- _Exercise description_
Please reproduce every entry below without omitting a single line.

- _Record extracts_
* * *

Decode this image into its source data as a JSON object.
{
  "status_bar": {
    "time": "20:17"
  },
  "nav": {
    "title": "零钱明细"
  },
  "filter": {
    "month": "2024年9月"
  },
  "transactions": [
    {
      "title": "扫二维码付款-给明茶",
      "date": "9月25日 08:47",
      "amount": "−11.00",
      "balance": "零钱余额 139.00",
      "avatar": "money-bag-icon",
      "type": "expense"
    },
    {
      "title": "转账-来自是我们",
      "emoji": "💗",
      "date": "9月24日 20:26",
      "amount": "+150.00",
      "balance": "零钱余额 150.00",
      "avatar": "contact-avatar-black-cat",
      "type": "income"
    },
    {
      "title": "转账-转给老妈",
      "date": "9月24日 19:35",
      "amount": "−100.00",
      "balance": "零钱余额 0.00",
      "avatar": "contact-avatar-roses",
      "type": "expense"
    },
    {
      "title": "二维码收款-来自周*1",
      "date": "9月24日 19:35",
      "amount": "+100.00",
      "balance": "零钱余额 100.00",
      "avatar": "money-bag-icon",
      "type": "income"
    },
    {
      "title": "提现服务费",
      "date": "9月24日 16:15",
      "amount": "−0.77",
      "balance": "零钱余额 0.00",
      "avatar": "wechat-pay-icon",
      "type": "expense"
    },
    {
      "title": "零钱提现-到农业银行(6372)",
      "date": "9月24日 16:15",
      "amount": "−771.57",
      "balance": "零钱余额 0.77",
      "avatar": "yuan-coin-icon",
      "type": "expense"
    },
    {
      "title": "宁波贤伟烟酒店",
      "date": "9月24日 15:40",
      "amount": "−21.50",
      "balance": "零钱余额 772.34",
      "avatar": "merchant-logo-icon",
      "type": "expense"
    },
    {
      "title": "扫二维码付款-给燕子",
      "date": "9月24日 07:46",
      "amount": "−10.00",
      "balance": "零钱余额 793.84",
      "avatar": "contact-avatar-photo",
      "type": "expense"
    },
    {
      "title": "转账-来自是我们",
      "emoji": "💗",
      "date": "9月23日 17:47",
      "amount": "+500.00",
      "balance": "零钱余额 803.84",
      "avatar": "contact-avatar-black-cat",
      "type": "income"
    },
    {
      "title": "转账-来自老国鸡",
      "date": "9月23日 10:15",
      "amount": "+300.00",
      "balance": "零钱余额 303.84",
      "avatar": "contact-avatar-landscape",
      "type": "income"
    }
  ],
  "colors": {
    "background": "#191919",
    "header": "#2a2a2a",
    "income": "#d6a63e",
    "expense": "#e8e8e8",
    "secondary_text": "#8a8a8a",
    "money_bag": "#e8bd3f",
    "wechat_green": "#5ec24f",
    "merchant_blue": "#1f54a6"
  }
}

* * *

- _Problem solution_
Decode this image into its source data as a JSON object.
{
  "status_bar": {
    "time": "20:17"
  },
  "nav": {
    "title": "零钱明细"
  },
  "filter": {
    "month": "2024年9月"
  },
  "transactions": [
    {
      "title": "扫二维码付款-给明茶",
      "date": "9月25日 08:47",
      "amount": "−11.00",
      "balance": "零钱余额 139.00",
      "avatar": "money-bag-icon",
      "type": "expense"
    },
    {
      "title": "转账-来自是我们",
      "emoji": "💗",
      "date": "9月24日 20:26",
      "amount": "+150.00",
      "balance": "零钱余额 150.00",
      "avatar": "contact-avatar-black-cat",
      "type": "income"
    },
    {
      "title": "转账-转给老妈",
      "date": "9月24日 19:35",
      "amount": "−100.00",
      "balance": "零钱余额 0.00",
      "avatar": "contact-avatar-roses",
      "type": "expense"
    },
    {
      "title": "二维码收款-来自周*1",
      "date": "9月24日 19:35",
      "amount": "+100.00",
      "balance": "零钱余额 100.00",
      "avatar": "money-bag-icon",
      "type": "income"
    },
    {
      "title": "提现服务费",
      "date": "9月24日 16:15",
      "amount": "−0.77",
      "balance": "零钱余额 0.00",
      "avatar": "wechat-pay-icon",
      "type": "expense"
    },
    {
      "title": "零钱提现-到农业银行(6372)",
      "date": "9月24日 16:15",
      "amount": "−771.57",
      "balance": "零钱余额 0.77",
      "avatar": "yuan-coin-icon",
      "type": "expense"
    },
    {
      "title": "宁波贤伟烟酒店",
      "date": "9月24日 15:40",
      "amount": "−21.50",
      "balance": "零钱余额 772.34",
      "avatar": "merchant-logo-icon",
      "type": "expense"
    },
    {
      "title": "扫二维码付款-给燕子",
      "date": "9月24日 07:46",
      "amount": "−10.00",
      "balance": "零钱余额 793.84",
      "avatar": "contact-avatar-photo",
      "type": "expense"
    },
    {
      "title": "转账-来自是我们",
      "emoji": "💗",
      "date": "9月23日 17:47",
      "amount": "+500.00",
      "balance": "零钱余额 803.84",
      "avatar": "contact-avatar-black-cat",
      "type": "income"
    },
    {
      "title": "转账-来自老国鸡",
      "date": "9月23日 10:15",
      "amount": "+300.00",
      "balance": "零钱余额 303.84",
      "avatar": "contact-avatar-landscape",
      "type": "income"
    }
  ],
  "colors": {
    "background": "#191919",
    "header": "#2a2a2a",
    "income": "#d6a63e",
    "expense": "#e8e8e8",
    "secondary_text": "#8a8a8a",
    "money_bag": "#e8bd3f",
    "wechat_green": "#5ec24f",
    "merchant_blue": "#1f54a6"
  }
}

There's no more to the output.